President Bush signed a bill Thursday that overhauls government surveillance rules, and grants immunity to telecommunications companies that helped the government eavesdrop on cell, landline, and computer communications. Bush has hailed this legendary bill a “landmark legislation that is vital to the security of our people.”
Bush originally tried to pass this bill after the 9/11 attacks. Strongly protested by civil rights groups, it has been highly debated in Senate for the last year, and pushed through just last week. The Government will now be able to collect personal information without court orders, civilian knowledge, or permission. The ACLU has declared this a “blatant assault on civil liberties and the right to privacy.”
Surprisingly, the presidential “candidate for change” Barack Obama voted for the bill. He said that while he found it imperfect, it was still a good compromise. Even though, “It grants retroactive immunity to telecommunications companies that may have violated the law by cooperating with the Bush Administration’s program of warrantless wiretapping,” he believes that the “Government must have the authority to collect the intelligence we need to protect the American people.” Senator and presidential candidate McCain did not vote on the bill because he was on the campaign trail at the time of the vote.
Senator Russ Feingold (D-WI) was the bills most vocal opponent stating “The President broke the law.” Only 28 members voted against the unconstitutional bill. They are:
As an attack on the fourth amendment ensues, once again America has been served the “terrorist mantra” in order to take away our civil rights. Since 9/11 the news has been filled with information on the “war on terror,” and unbeknownst to the majority of the American public we have given away a large portion of our civil rights in the name of “safety.” What happens when your own Government is the terrorist? Filling their own people with fear by using “terrorist” scare tactics in order to line their own pockets with money and power? What do we do to counteract their attacks?
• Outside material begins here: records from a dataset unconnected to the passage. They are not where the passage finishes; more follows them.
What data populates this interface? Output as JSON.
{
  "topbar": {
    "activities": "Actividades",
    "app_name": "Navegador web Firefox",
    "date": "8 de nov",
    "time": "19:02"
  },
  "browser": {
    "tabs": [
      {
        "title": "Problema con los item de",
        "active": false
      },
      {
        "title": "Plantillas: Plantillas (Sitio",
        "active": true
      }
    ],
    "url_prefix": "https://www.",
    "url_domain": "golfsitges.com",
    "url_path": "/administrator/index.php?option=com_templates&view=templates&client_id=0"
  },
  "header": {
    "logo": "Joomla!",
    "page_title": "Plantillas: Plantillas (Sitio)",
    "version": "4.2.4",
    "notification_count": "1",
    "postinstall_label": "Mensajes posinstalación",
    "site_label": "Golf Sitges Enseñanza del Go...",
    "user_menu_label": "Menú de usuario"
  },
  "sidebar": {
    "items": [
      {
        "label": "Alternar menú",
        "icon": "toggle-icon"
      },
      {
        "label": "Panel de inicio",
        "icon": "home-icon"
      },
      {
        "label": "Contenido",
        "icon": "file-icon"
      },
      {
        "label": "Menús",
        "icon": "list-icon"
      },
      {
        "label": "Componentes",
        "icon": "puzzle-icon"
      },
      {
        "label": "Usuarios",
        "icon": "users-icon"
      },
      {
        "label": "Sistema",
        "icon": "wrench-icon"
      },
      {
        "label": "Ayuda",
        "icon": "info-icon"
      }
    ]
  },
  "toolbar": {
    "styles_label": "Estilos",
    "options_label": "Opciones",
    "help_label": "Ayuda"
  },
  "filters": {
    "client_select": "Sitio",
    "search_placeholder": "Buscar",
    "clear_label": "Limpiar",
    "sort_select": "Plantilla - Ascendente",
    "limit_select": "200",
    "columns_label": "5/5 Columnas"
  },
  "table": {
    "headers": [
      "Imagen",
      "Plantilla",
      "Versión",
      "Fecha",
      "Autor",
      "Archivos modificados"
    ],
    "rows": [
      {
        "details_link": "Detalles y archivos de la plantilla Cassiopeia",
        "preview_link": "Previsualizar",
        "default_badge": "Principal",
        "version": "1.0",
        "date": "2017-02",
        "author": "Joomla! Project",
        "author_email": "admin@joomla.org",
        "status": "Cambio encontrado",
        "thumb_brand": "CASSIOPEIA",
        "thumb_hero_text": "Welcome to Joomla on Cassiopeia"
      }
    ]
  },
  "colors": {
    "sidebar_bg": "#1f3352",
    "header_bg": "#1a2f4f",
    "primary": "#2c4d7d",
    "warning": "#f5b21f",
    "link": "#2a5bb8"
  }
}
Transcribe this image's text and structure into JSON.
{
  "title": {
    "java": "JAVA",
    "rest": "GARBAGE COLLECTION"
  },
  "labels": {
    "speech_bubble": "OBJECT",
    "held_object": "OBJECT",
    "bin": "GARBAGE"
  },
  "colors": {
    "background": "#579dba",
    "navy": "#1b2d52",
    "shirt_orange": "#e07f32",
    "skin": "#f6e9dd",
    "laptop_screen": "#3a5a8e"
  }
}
The American public has fallen prey to apathy, and in doing so have left all major change to the Politicians. I have heard “I’m just not a politics kind of person” more times than I can count. However, what we seem to be missing is, we are all “political” people in that, all the decisions that our Government makes, directly effect each and ever one of us. We have come to believe that only the new president is going to be the one to bring change, but we must remember whenever there has been major change in our past, it is the people that bring it about. The Boston Tea Party and the Civil Rights Movement are both examples of when the people declared that they have had enough. The 60’s were known for marches, sit-ins and protests. We did not depend on our political parties for change; we knew that we were the instigators for the change that we wanted. As Gandhi said “Be the change you wish to see in the world.”
There are actions that we can take, we can write and call our senators and other Government officials. We can protest and have sit-ins. We can vote and talk about what is going on. Information is power, writing is power. The most important thing that we can do is to not be quiet about our rights being taken away from us in the name of “safety.” We must act. We must defend our constitution.
AM New York July 11, 2008 // Issue 133 // Volume 6